This Benq EW2775 is a very standard looking full HD monitor, not 4k, a standard 1920 x 1080, a refresh rate of 60hz and a response time of 12ms. However, to separate if from the rest there is Brightness Intelligence Technology. This technology brightens certain areas of the screen to reduce strain on the user’s eyes when the areas are darkened.
In addition, there is Low Blue Light Plus. Some will have come to this review looking for this exclusively as it can be something of a Godsend. Working in the evenings in a darkened room, at the screen, blue-light causes can cause eye strain. There are various solutions out there, however, none are as effective as having the technology built into the hardware.
Round the back are two HDMI inputs and a D-Sub connector (some might know this as a VGA connector.) There is a 3.5mm line-in audio jack so that you can connect audio to it when using the D-Sub connector, HDMI includes an audio line in the architecture. There are speakers on the back of the unit also, to make worse the weakest part of the screen.
How does the AMVA panel square up against the more popular TN/IPS approach these days at 1080p/60Hz? IPS is generally recommended for better colour accuracy, etc, but with a 3000:1 contrast the picture looks great. One of the main concerns about VA or AMVA is that there can be a problem of direct viewing issues. On the one hand, this is a screen that you would have facing you so the likelihood of having problems with view angle are limited. In reality, I found it had to really notice any reports of weird colour shifting when changing positions. The picture and colours remained steady.
TUV Rheinland Certification for Flicker-free boasting on the packaging means Technischer Überwachungsverein or Technical Inspection Association is a German organisation who specialises in validating the safety of products.
So how does the Low Blue Light Plus work in reality? This isn’t entirely new technology, or particularly groundbreaking. Samsung has ‘Warm2’, Dell has ‘Paper’ mode and other manufacturer have ‘Warm’ or ‘Reading’ settings built into their settings. However, it’s predictable that Benq has their own variant. Then of course, if your monitor does not have it you could manually reduce the blue colour channel manually. Not the easiest thing to do and who could be bothered fiddling with setting when you want to achieve this. There are software options however in reality nothing beats a button on the front of the screen that does it.
In reality, it does put a lot less strain on the user’s eyes and can be combined with software efforts like f.lux to make your computer perfectly fine to use at night. When using it I realised just how much of a difference it makes. Sitting up late at night typing reviews or editing videos the screen I have always felt the screen cutting my eyes to pieces. The Benq simply eased the discomfort and I hardly noticed.
The stand does not allow you to turn the screen to a portrait mode, a missed opportunity as this would make a great second screen at the price, and there is no mounting interface to make use of other solutions.
Another gripe is with the bezel. Certainly, it looks minimal when first out of the box.

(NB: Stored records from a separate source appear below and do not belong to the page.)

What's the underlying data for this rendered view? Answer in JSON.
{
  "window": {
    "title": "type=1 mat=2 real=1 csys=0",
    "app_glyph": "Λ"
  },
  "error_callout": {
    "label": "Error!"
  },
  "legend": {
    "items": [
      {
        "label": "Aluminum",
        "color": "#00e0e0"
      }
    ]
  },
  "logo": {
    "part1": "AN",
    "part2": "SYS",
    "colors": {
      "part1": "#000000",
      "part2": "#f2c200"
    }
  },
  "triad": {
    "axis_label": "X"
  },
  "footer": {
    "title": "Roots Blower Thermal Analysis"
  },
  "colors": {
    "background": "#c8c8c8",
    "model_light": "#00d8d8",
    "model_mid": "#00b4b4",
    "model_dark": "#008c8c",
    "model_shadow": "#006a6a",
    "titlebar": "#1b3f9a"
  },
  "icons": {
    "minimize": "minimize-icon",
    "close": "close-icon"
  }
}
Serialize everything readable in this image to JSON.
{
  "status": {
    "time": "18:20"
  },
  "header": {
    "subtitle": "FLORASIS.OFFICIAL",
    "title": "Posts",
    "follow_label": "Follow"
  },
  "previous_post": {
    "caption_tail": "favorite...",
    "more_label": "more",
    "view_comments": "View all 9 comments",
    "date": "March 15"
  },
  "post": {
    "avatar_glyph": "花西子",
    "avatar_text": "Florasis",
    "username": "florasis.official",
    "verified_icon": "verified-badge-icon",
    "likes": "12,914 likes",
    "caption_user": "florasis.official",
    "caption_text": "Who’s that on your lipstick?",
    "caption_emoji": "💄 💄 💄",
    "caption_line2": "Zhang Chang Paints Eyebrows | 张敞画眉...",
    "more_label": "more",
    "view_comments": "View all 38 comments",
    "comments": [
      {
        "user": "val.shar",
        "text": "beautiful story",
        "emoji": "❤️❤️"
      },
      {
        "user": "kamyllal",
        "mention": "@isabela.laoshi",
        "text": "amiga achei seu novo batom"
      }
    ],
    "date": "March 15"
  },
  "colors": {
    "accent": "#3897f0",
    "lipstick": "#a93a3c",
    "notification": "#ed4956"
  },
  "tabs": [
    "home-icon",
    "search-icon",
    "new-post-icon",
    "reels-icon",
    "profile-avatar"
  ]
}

However, once up and running the screen does not reach all the way to the corner. Instead, there is a 3 mm black gap between the edge of the display and the bezel.
This Is a fine monitor in every sense of the word. Looking elegant on a desk, certain design flourishes extend a higher quality and the panel provides a crystal clear and acceptably bright picture. And that’s what counts at the end of the day.
Certainly the limitations of the mount will affect some, however, I wouldn’t imagine the vast majority would dismiss the quality of the panel and competitive price tag on this alone.
The Benq EW2775 opened my eyes to the world of blue light reduction and eye strain. From myths growing up about TVs turning your eyes square to the reality of eye strain disturbing sleep and headaches there this really is a perfect example of something that works better as a built-in feature. Certainly, you can download one of the software solutions and work that way, however, it when shopping for a screen it makes sense to just have it built in and this Benq is a decent screen, with some stand drawbacks, with an acceptable price tag.